But the pressure will only increase as deadlines and the practicalities around climate change come closer.
Extra living space
Coupled with a growing population and rising demand for homes, how will that eco-compliant extra living space be found? And where will the opportunities be for roofing contractors and architects?
There has been some good news with the government, as part of its drive to get the economy going again, announcing proposed changes in planning law. Among these is a proposal to encourage owners to create extra space on top of existing properties, along with switching redundant commercial buildings to housing.
We still need to see the detail, in particular how these new rules will be implemented in major cities where there are restrictions on the height of buildings.
But this is where secondary roofing under a low-pitched tiled roof can provide a solution. Thanks to advances in recent years it is no longer just for home and garage extensions, although these will continue to be a good source of income for roofers.
Properly installed, with the right ‘under roofing’, or underlay, it can solve the question of providing additional space on taller buildings while adhering to planning regulations as they currently exist, and also meeting the green agenda.
It is a great selling point for roofing contractors and architects, being able to tell the client ‘we can improve your original project by adding additional habitable space’ and without harming the visual environment.
Roof under a roof
The key to this is a secondary, or ‘roof under a roof’, that enables the primary tiled roof to be used safely below the tile manufacturer’s minimum recommended roof pitch, which is possible with ISOLINE roofing underlay systems from Onduline.
With the ISOLINE ONDUTILE system, depending on the tiles used, the pitch can be as low as 12.5º.
We recently managed to encompass an extra floor of apartments on a three block site, and stay within local height restrictions, by reducing the pitch of the roof, which provided additional valuable living space.
Simple to install
Our roof underlay systems are simple to install – bituminous corrugated underlay sheets that form a secure waterproof layer under traditional tiled roofs. Unlike with breathable membranes, any water that does get in is channelled away to the guttering.
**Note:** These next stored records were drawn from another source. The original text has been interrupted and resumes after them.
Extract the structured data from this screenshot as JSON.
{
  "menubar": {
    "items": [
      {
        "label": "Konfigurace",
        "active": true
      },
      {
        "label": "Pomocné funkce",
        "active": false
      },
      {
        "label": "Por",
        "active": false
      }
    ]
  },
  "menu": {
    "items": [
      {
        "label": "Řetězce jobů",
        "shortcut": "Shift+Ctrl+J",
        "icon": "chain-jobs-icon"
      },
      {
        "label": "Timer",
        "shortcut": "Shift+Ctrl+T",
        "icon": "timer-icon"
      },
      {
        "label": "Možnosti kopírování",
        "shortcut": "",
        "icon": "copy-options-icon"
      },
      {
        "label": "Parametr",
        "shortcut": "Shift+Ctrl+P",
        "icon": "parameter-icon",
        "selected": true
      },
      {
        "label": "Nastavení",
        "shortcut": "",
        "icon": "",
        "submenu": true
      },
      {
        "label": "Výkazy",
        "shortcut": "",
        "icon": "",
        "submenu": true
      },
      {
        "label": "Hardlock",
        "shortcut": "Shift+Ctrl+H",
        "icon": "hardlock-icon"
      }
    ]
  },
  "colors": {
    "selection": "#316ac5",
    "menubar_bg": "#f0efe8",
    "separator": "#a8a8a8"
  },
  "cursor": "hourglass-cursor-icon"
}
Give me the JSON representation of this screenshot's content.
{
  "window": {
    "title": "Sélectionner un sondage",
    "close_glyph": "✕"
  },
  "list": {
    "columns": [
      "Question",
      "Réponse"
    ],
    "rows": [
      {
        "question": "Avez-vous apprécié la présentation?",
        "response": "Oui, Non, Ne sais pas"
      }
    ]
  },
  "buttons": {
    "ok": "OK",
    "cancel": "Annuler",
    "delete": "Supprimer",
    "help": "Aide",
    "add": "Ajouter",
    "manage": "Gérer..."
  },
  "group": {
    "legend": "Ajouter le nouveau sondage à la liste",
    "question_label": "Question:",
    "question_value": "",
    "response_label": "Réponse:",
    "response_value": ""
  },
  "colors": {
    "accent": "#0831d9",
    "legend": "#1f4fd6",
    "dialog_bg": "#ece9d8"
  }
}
ISOLINE LOW LINE is an underlay option that provides the added benefit of having 24mm high corrugations making it an ideal solution for very low-pitched roofs.
These systems provide a perfect waterproof barrier against potential water ingress that may happen over time through a breach in the primary roof covering and can be used under concrete, slate or clay tiles. The tiles, in effect, become purely aesthetic.
ISOLINE roofing underlays also meet the architects’ need to offer sustainable solutions. The material is made of a minimum 50% recycled cellulose fibres, contains no asbestos and does not release any hazardous substances. Also, it has BBA certification and is guaranteed weather-proof for 30 years.
In areas such as the North East, South West and Wales, where there is a predominance of slate roofs on older style and heritage properties, the potential opportunities for this type of system are huge.
With the extremes of weather that we are seeing more frequently, with periods of heavy rain and storms, having a watertight property has become increasingly important.
We have had calls where two layers of breathable felt have been put down to form the barrier but it is an out-dated technique that is not viable and does not work effectively. It also does not meet planning regulations.
Corrugated roofing underlay
For construction companies bituminous corrugated roofing underlay sheeting also has the benefit that it does not break down under UV exposure. Whereas before the Coronavirus crisis roofs would be completed quickly and this was less of a problem, with the current slowdown many buildings have been left for months untouched without a finished roof.
With a durable bituminous secondary roofing system, construction companies can be confident the building will be protected even during a down time and that their group of trades can move in safely for the second fix.
With architects under pressure to look for innovative ways of providing extra living space through solutions that also meet ‘the green agenda’, the trend towards low pitch roofs with eco-friendly secondary roofing was already building.
Now with the government taking another look at planning rules, this is adding to the momentum and presenting roofing contractors with fresh opportunities that will be good for business and also help get Britain building again.